= Exercise instructions =
Lines in which "label" appears should be pulled from the data below.

= Records from a data source =
=== Begin Enclosure ===

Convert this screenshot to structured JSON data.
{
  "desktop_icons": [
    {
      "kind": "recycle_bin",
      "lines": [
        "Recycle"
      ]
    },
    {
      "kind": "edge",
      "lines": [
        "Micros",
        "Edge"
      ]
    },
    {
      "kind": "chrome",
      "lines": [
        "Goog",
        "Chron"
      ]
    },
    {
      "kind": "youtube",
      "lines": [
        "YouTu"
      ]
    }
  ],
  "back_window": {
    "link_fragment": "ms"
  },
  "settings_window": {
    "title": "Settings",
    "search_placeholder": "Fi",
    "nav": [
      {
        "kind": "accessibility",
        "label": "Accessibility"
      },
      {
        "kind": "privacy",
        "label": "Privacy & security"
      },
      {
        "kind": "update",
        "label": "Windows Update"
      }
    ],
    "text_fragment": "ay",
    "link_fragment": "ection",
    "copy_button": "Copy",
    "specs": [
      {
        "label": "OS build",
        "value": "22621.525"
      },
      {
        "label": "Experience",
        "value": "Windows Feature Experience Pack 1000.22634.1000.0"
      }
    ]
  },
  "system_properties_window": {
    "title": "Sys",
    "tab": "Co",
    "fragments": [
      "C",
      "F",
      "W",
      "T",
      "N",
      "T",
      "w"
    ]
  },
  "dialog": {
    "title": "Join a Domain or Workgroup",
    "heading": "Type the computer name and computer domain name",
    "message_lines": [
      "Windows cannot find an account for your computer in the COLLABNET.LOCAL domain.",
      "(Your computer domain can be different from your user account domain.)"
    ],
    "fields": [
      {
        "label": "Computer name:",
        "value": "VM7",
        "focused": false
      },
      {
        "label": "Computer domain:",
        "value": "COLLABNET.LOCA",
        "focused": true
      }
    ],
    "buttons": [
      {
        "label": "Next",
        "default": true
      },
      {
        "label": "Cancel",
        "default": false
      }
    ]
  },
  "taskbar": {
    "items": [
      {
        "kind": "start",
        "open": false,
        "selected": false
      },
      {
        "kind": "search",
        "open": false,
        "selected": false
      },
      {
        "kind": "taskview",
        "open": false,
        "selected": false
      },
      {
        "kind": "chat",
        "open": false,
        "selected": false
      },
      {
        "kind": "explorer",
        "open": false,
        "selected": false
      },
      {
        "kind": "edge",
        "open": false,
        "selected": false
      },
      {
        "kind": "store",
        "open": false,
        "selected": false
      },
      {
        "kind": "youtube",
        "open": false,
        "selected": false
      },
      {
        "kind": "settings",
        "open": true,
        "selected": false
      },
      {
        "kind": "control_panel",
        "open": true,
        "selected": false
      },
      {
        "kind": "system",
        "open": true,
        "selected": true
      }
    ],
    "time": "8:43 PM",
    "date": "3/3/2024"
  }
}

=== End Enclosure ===

= Finished task =
        "label": "Accessibility"
        "label": "Privacy & security"
        "label": "Windows Update"
        "label": "OS build",
        "label": "Experience",
        "label": "Computer name:",
        "label": "Computer domain:",
        "label": "Next",
        "label": "Cancel",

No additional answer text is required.